This illustrated reminiscence retrieval was taking place in actual time, Zacks mentioned. When individuals had been watching the second film, they weren’t simply encoding it, or forming new reminiscences, “They had been retrieving what had occurred within the first film as they watched the second film, integrating the 2, and using retrieval to information comprehension.”
Efficiency variations between age teams
When it got here to variations in efficiency between the 2 totally different age teams, older adults had considerably poorer reminiscence general. But it surely wasn’t as if the older adults had been unable on Day Two to recall what they’d seen on Day One. Extra putting was the connection between their goal retrieval, measured from the mind and from their responses, and their self-awareness of their reminiscence.
On Day Two, after being requested to recollect the earlier movie, individuals would point out their confidence in with the ability to predict what would occur subsequent, primarily based on what they’d seen on Day One. After they had been proven a special ending on Day Two, nevertheless, the older individuals had been extra prone to say that each films unfolded identically.
Whereas each the older and youthful adults made errors, older adults had been extra prone to be assured that they hadn’t made an error, whether or not or not their reminiscence responses and mind exercise indicated that they’d truly remembered.
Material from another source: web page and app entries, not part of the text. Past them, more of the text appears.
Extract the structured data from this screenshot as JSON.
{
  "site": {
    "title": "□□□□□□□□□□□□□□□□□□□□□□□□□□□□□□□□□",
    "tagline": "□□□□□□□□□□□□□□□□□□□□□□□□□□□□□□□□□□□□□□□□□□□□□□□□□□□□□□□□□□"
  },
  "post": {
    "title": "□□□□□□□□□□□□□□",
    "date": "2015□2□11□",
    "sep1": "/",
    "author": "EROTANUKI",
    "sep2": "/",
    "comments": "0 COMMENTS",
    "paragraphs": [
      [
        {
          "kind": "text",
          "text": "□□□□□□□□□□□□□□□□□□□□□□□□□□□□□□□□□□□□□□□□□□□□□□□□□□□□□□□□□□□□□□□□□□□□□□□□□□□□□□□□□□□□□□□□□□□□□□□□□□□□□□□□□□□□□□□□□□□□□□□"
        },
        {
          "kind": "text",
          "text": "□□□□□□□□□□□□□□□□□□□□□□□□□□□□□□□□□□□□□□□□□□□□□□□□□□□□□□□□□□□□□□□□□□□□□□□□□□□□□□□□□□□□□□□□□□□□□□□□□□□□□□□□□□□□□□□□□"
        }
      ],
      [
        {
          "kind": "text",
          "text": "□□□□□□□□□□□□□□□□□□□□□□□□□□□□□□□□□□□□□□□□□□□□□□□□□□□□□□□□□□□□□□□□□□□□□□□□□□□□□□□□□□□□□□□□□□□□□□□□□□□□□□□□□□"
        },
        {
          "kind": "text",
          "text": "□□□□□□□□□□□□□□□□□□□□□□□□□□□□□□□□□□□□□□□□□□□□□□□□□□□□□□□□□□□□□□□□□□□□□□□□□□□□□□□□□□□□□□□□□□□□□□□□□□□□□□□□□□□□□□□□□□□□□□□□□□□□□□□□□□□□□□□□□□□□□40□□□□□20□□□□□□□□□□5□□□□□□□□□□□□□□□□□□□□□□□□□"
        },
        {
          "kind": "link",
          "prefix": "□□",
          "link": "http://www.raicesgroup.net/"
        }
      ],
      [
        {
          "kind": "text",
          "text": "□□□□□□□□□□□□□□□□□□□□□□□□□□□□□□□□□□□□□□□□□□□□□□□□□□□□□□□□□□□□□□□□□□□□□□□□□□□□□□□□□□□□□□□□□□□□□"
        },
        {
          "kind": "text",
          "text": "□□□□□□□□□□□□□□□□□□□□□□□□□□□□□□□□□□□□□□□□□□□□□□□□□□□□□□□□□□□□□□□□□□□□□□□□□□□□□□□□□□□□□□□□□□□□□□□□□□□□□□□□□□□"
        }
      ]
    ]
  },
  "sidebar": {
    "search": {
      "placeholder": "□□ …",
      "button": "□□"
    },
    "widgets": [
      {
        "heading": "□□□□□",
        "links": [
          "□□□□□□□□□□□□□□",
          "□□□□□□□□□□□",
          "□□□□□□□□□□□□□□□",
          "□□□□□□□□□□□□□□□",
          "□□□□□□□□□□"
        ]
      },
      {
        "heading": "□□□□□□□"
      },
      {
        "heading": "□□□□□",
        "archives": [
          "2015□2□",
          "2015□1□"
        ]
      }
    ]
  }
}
Youthful adults’ self-reporting extra intently mirrored their precise efficiency.
So why did the older individuals stay assured, regardless of their poorer efficiency? Whereas this research didn’t contemplate that query immediately, Zacks has some concepts, primarily based on a theoretical framework designed by Larry Jacoby, professor emeritus of psychological and mind sciences.
Briefly, Jacoby’s mannequin mentioned individuals draw from a number of sources of data when making an attempt to recollect an occasion. A few of that’s particular, acute info: the colour or texture of your favourite pillow, for instance. Others are extra common, frightening extra of a generic response with out being tightly certain to a selected, situational characteristic.
Which may clarify some individuals’ lack of ability to tell apart between Day One and Day Two. Crunches or stretches (or planks or push ups, for that matter) on a yoga mat would possibly all really feel related sufficient to impress the identical response, accounting for the older adults’ confidence of their reminiscence.
When any of the individuals — of both age group — wrongly predicted the result of the second film, they had been committing what psychologists normally consider as a “prediction error,” Zacks mentioned. “They had been making a prediction primarily based on reminiscence, however that prediction was violated,” he added. This research, nevertheless, reveals there may be not less than some worth in such errors; they’ll drive reminiscence updates.
“Should you have a look at what number of psychologists behave, you’d assume reminiscence developed so we might sit in armchairs and take into consideration the previous — however that does not confer any selective benefit by itself,” he mentioned. “Now we have reminiscence so we will recall — the final time I went to the watering gap, the sabretooth got here from my left, so I will look left this time. But when this time it comes from my proper, I would higher be capable to replace my illustration. That’s the way you move in your genes.”